But he liked his boss at the time, the money was good and “I’ve always been the type who says, ‘Hmm, OK. That just happened. Let it go, keep the positive vibes.’”
Jones was promoted to fleet manager, in charge of keeping the factory’s forklifts and carts on schedule, maintained and repaired. He was originally hired as a contract worker, but then the company took him on as a full-time employee. He believed he was on his way up. “But when I became full time, things started going downhill very quickly.”
He assumed he would “be going to the supervisor meetings and getting integrated” with other managers. “But I was young and Black and didn’t get invited to anything. I was outcasted from the get-go.”
He had ideas for improving the fleet but said he was never taken seriously. “They didn’t like how much the company was spending on equipment, but they wouldn’t hear my suggestions on how to cut costs. I said if you people put more money into training people [to use the equipment properly] rather than buying new equipment, you could save a lot of money. Never once did that start to happen.”
Soon after his promotion, his new boss, a white man, started attending the meetings that Jones was excluded from.
His previous boss had been a good communicator, Jones said. But with the new boss, “we’d miss communications. He wouldn’t be telling me things I needed to know. It seemed like he was trying to make me look bad, like we weren’t doing anything.”
The man called him and two Black co-workers “monkeys,” he said. “Once, he walked away saying, ‘Oh you lazy n—.’ We looked at each other and said, ‘What?’”
That happened in December 2017, Jones said. A few weeks later, he told his mother, Rhonda Lockhart. Reached by phone, Lockhart said she recalled the conversation with her son, which she found troubling. “I had to explain to Nigel that for a manager to call you the N-word, that’s not normal.” She contacted a lawyer, and her son became part of the Department of Fair Employment and Housing lawsuit.
The supervisor, who now works for another company, did not respond to emails and a phone call from The Times.
Though he feared he might be fired, Jones felt compelled to report the racism to human resources. His first meeting went well, he said. The woman assigned to his department, whom he identified as Tori Tanaka, “seemed to want to help.” (Tanaka, who no longer works at Tesla, could not be reached for comment.) But at the next meeting, there was a different woman who to Jones seemed less concerned. Called in a third time, he was fired.
“They didn’t tell me why, only that I wasn’t a good fit for Tesla, and later I found out it was for safety and attendance violations, which I never once had a write-up for.”
A colleague at a different Tesla facility offered to hire him there, but then told Jones he had been “blacklisted” from the company. “That was salt in the wound,” he said.

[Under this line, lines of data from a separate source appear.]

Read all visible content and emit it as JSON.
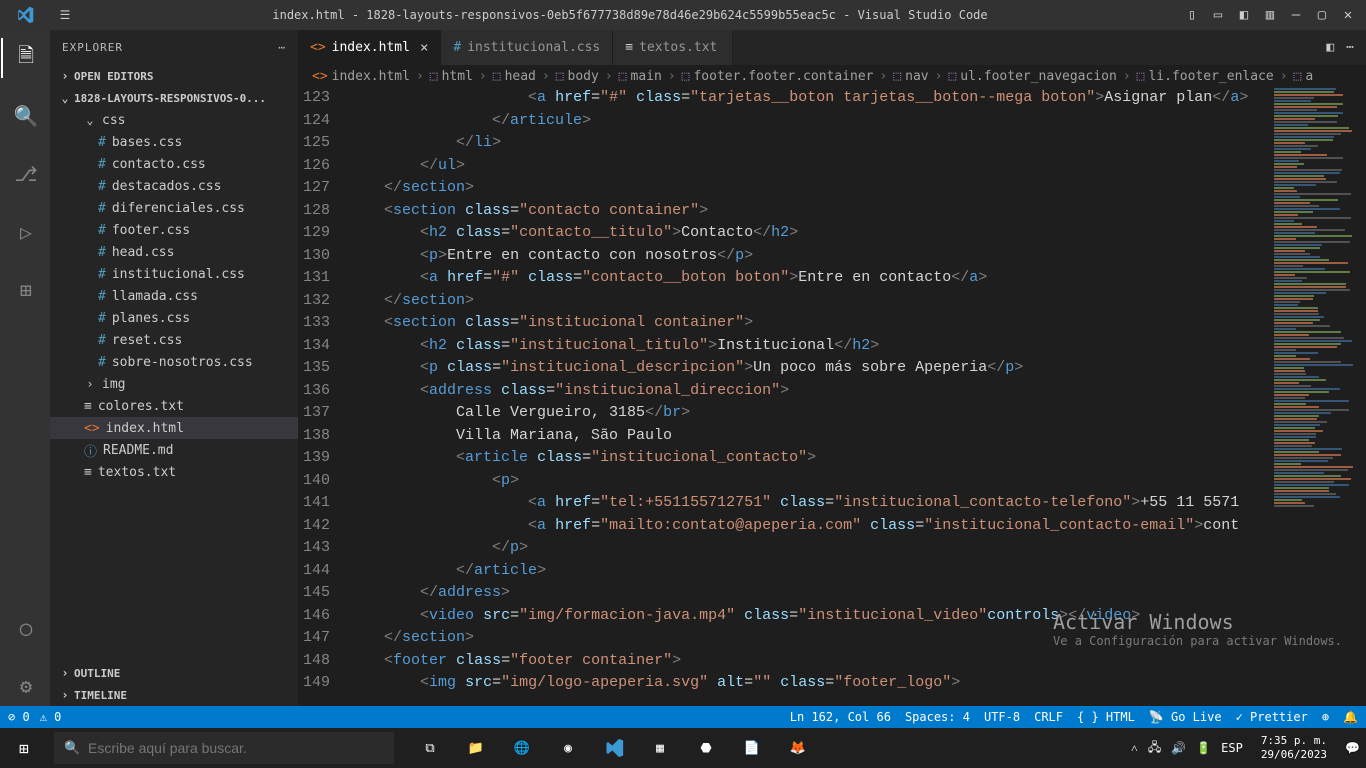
{
  "titlebar": {
    "title": "index.html - 1828-layouts-responsivos-0eb5f677738d89e78d46e29b624c5599b55eac5c - Visual Studio Code"
  },
  "sidebar": {
    "title": "EXPLORER",
    "open_editors": "OPEN EDITORS",
    "project": "1828-LAYOUTS-RESPONSIVOS-0...",
    "folder_css": "css",
    "files_css": [
      "bases.css",
      "contacto.css",
      "destacados.css",
      "diferenciales.css",
      "footer.css",
      "head.css",
      "institucional.css",
      "llamada.css",
      "planes.css",
      "reset.css",
      "sobre-nosotros.css"
    ],
    "folder_img": "img",
    "root_files": [
      {
        "name": "colores.txt",
        "icon": "txt"
      },
      {
        "name": "index.html",
        "icon": "html",
        "selected": true
      },
      {
        "name": "README.md",
        "icon": "info"
      },
      {
        "name": "textos.txt",
        "icon": "txt"
      }
    ],
    "outline": "OUTLINE",
    "timeline": "TIMELINE"
  },
  "tabs": [
    {
      "label": "index.html",
      "icon": "html",
      "active": true,
      "close": true
    },
    {
      "label": "institucional.css",
      "icon": "css",
      "active": false
    },
    {
      "label": "textos.txt",
      "icon": "txt",
      "active": false
    }
  ],
  "breadcrumb": [
    "index.html",
    "html",
    "head",
    "body",
    "main",
    "footer.footer.container",
    "nav",
    "ul.footer_navegacion",
    "li.footer_enlace",
    "a"
  ],
  "code_start_line": 123,
  "code_lines": [
    "                    <a href=\"#\" class=\"tarjetas__boton tarjetas__boton--mega boton\">Asignar plan</a>",
    "                </articule>",
    "            </li>",
    "        </ul>",
    "    </section>",
    "    <section class=\"contacto container\">",
    "        <h2 class=\"contacto__titulo\">Contacto</h2>",
    "        <p>Entre en contacto con nosotros</p>",
    "        <a href=\"#\" class=\"contacto__boton boton\">Entre en contacto</a>",
    "    </section>",
    "    <section class=\"institucional container\">",
    "        <h2 class=\"institucional_titulo\">Institucional</h2>",
    "        <p class=\"institucional_descripcion\">Un poco más sobre Apeperia</p>",
    "        <address class=\"institucional_direccion\">",
    "            Calle Vergueiro, 3185</br>",
    "            Villa Mariana, São Paulo",
    "            <article class=\"institucional_contacto\">",
    "                <p>",
    "                    <a href=\"tel:+551155712751\" class=\"institucional_contacto-telefono\">+55 11 5571",
    "                    <a href=\"mailto:contato@apeperia.com\" class=\"institucional_contacto-email\">cont",
    "                </p>",
    "            </article>",
    "        </address>",
    "        <video src=\"img/formacion-java.mp4\" class=\"institucional_video\"controls></video>",
    "    </section>",
    "    <footer class=\"footer container\">",
    "        <img src=\"img/logo-apeperia.svg\" alt=\"\" class=\"footer_logo\">"
  ],
  "statusbar": {
    "errors": "0",
    "warnings": "0",
    "position": "Ln 162, Col 66",
    "spaces": "Spaces: 4",
    "encoding": "UTF-8",
    "eol": "CRLF",
    "language": "HTML",
    "golive": "Go Live",
    "prettier": "Prettier"
  },
  "watermark": {
    "title": "Activar Windows",
    "sub": "Ve a Configuración para activar Windows."
  },
  "taskbar": {
    "search_placeholder": "Escribe aquí para buscar.",
    "lang": "ESP",
    "time": "7:35 p. m.",
    "date": "29/06/2023"
  }
}
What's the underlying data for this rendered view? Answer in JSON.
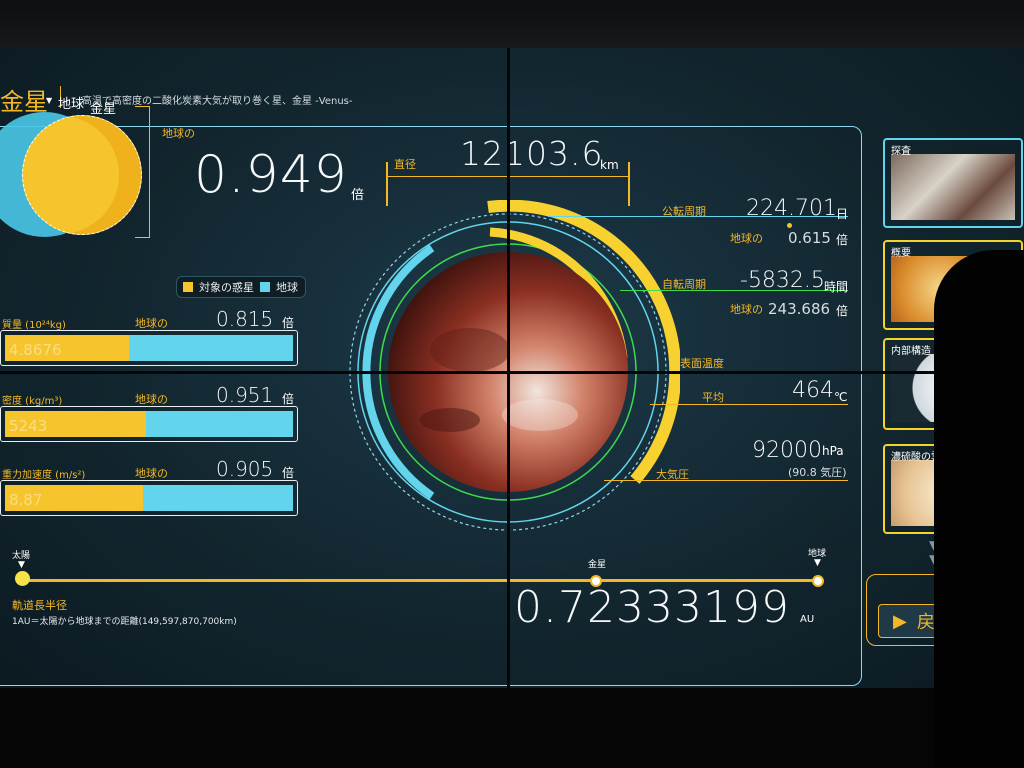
{
  "header": {
    "title": "金星",
    "subtitle": "高温で高密度の二酸化炭素大気が取り巻く星、金星 -Venus-"
  },
  "comparison": {
    "label_earth": "地球",
    "label_venus": "金星",
    "ratio_prefix": "地球の",
    "ratio_value": "0.949",
    "ratio_unit": "倍",
    "legend_target": "対象の惑星",
    "legend_earth": "地球"
  },
  "stats": [
    {
      "label": "質量 (10²⁴kg)",
      "prefix": "地球の",
      "ratio": "0.815",
      "unit": "倍",
      "value": "4.8676",
      "ratio_fraction": 0.43
    },
    {
      "label": "密度 (kg/m³)",
      "prefix": "地球の",
      "ratio": "0.951",
      "unit": "倍",
      "value": "5243",
      "ratio_fraction": 0.49
    },
    {
      "label": "重力加速度 (m/s²)",
      "prefix": "地球の",
      "ratio": "0.905",
      "unit": "倍",
      "value": "8.87",
      "ratio_fraction": 0.48
    }
  ],
  "diameter": {
    "label": "直径",
    "value": "12103.6",
    "unit": "km"
  },
  "orbital_period": {
    "label": "公転周期",
    "value": "224.701",
    "unit": "日",
    "earth_prefix": "地球の",
    "earth_ratio": "0.615",
    "earth_unit": "倍"
  },
  "rotation_period": {
    "label": "自転周期",
    "value": "-5832.5",
    "unit": "時間",
    "earth_prefix": "地球の",
    "earth_ratio": "243.686",
    "earth_unit": "倍"
  },
  "surface_temp": {
    "label": "表面温度",
    "avg_label": "平均",
    "value": "464",
    "unit": "℃"
  },
  "atmosphere": {
    "label": "大気圧",
    "value": "92000",
    "unit": "hPa",
    "sub": "(90.8 気圧)"
  },
  "orbit": {
    "sun_label": "太陽",
    "venus_label": "金星",
    "earth_label": "地球",
    "title": "軌道長半径",
    "note": "1AU＝太陽から地球までの距離(149,597,870,700km)",
    "value": "0.72333199",
    "unit": "AU",
    "venus_position": 0.723
  },
  "thumbnails": [
    {
      "label": "探査"
    },
    {
      "label": "概要"
    },
    {
      "label": "内部構造"
    },
    {
      "label": "濃硫酸の雲"
    }
  ],
  "back_button": {
    "label": "戻る"
  },
  "colors": {
    "accent": "#f4b826",
    "cyan": "#62d4ec",
    "frame": "#8fd6ef",
    "green": "#3ddc4a"
  }
}
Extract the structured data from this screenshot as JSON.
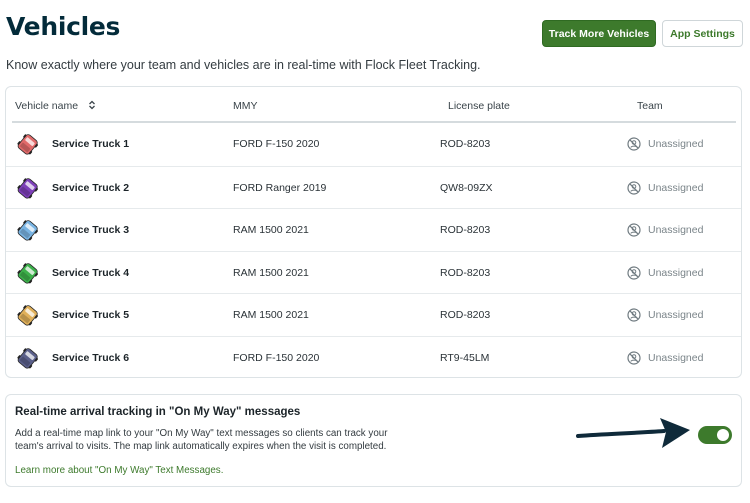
{
  "header": {
    "title": "Vehicles",
    "subtitle": "Know exactly where your team and vehicles are in real-time with Flock Fleet Tracking.",
    "track_more_label": "Track More Vehicles",
    "app_settings_label": "App Settings"
  },
  "table": {
    "columns": [
      "Vehicle name",
      "MMY",
      "License plate",
      "Team"
    ],
    "rows": [
      {
        "name": "Service Truck 1",
        "mmy": "FORD F-150 2020",
        "plate": "ROD-8203",
        "team": "Unassigned",
        "color": "#e06a6a"
      },
      {
        "name": "Service Truck 2",
        "mmy": "FORD Ranger 2019",
        "plate": "QW8-09ZX",
        "team": "Unassigned",
        "color": "#7d3fb8"
      },
      {
        "name": "Service Truck 3",
        "mmy": "RAM 1500 2021",
        "plate": "ROD-8203",
        "team": "Unassigned",
        "color": "#79b4e3"
      },
      {
        "name": "Service Truck  4",
        "mmy": "RAM 1500 2021",
        "plate": "ROD-8203",
        "team": "Unassigned",
        "color": "#3cb04a"
      },
      {
        "name": "Service Truck 5",
        "mmy": "RAM 1500 2021",
        "plate": "ROD-8203",
        "team": "Unassigned",
        "color": "#e0b05a"
      },
      {
        "name": "Service Truck 6",
        "mmy": "FORD F-150 2020",
        "plate": "RT9-45LM",
        "team": "Unassigned",
        "color": "#5a5f8a"
      }
    ]
  },
  "tracking": {
    "title": "Real-time arrival tracking in \"On My Way\" messages",
    "description": "Add a real-time map link to your \"On My Way\" text messages so clients can track your team's arrival to visits. The map link automatically expires when the visit is completed.",
    "link_label": "Learn more about \"On My Way\" Text Messages.",
    "enabled": true
  },
  "colors": {
    "brand_green": "#3d7a2c",
    "title_navy": "#032b3a",
    "arrow": "#0f2a3a"
  }
}
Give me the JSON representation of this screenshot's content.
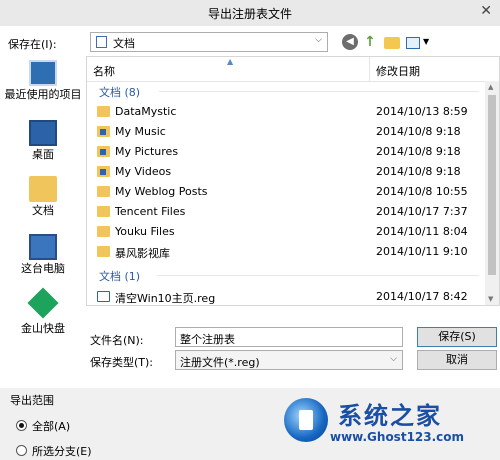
{
  "window": {
    "title": "导出注册表文件"
  },
  "savein": {
    "label": "保存在(I):",
    "value": "文档"
  },
  "places": [
    {
      "label": "最近使用的项目"
    },
    {
      "label": "桌面"
    },
    {
      "label": "文档"
    },
    {
      "label": "这台电脑"
    },
    {
      "label": "金山快盘"
    }
  ],
  "columns": {
    "name": "名称",
    "date": "修改日期"
  },
  "groups": [
    {
      "label": "文档 (8)",
      "items": [
        {
          "name": "DataMystic",
          "date": "2014/10/13 8:59",
          "icon": "folder-icon"
        },
        {
          "name": "My Music",
          "date": "2014/10/8 9:18",
          "icon": "special-folder-icon"
        },
        {
          "name": "My Pictures",
          "date": "2014/10/8 9:18",
          "icon": "special-folder-icon"
        },
        {
          "name": "My Videos",
          "date": "2014/10/8 9:18",
          "icon": "special-folder-icon"
        },
        {
          "name": "My Weblog Posts",
          "date": "2014/10/8 10:55",
          "icon": "folder-icon"
        },
        {
          "name": "Tencent Files",
          "date": "2014/10/17 7:37",
          "icon": "folder-icon"
        },
        {
          "name": "Youku Files",
          "date": "2014/10/11 8:04",
          "icon": "folder-icon"
        },
        {
          "name": "暴风影视库",
          "date": "2014/10/11 9:10",
          "icon": "folder-icon"
        }
      ]
    },
    {
      "label": "文档 (1)",
      "items": [
        {
          "name": "清空Win10主页.reg",
          "date": "2014/10/17 8:42",
          "icon": "reg-file-icon"
        }
      ]
    }
  ],
  "filename": {
    "label": "文件名(N):",
    "value": "整个注册表"
  },
  "filetype": {
    "label": "保存类型(T):",
    "value": "注册文件(*.reg)"
  },
  "buttons": {
    "save": "保存(S)",
    "cancel": "取消"
  },
  "export": {
    "title": "导出范围",
    "options": [
      {
        "label": "全部(A)",
        "selected": true
      },
      {
        "label": "所选分支(E)",
        "selected": false
      }
    ]
  },
  "watermark": {
    "line1": "系统之家",
    "line2": "www.Ghost123.com"
  }
}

Tesla disputes that Jones was fired without warning, saying he “was reprimanded numerous times for documented attendance and safety violations” and for “walking off the job.”
Asked to provide records of Jones’ violations or reprimands, Tesla did not respond.
The company said it has no record of “Jones making any race based complaint during his employment at Tesla.”
Jones said he was never reprimanded for any workplace issue.
He had testified under oath about the prevalence of the N-word at Tesla in two recent arbitration cases brought against the company by former employees. In one case, the arbitrator awarded a Black worker more than a million dollars.
Organ, his attorney, said Jones complained to HR about racism on Dec. 6, 2017. Shortly after that, Tesla “began looking for a reason to fire him.” Jones was terminated on Feb. 13, 2018.
Jones now runs the skateboard company he founded, Spread the Shred. Sometimes he thinks about Musk, who once told employees who were targets of racism to get a “thick skin.”
“He has good ideas,” Jones said. But “if you don’t humble yourself a little bit, it will bring you down the wrong path. You might think you’re doing the right thing, but you’re not.”
Times researcher Scott Wilson contributed to this report.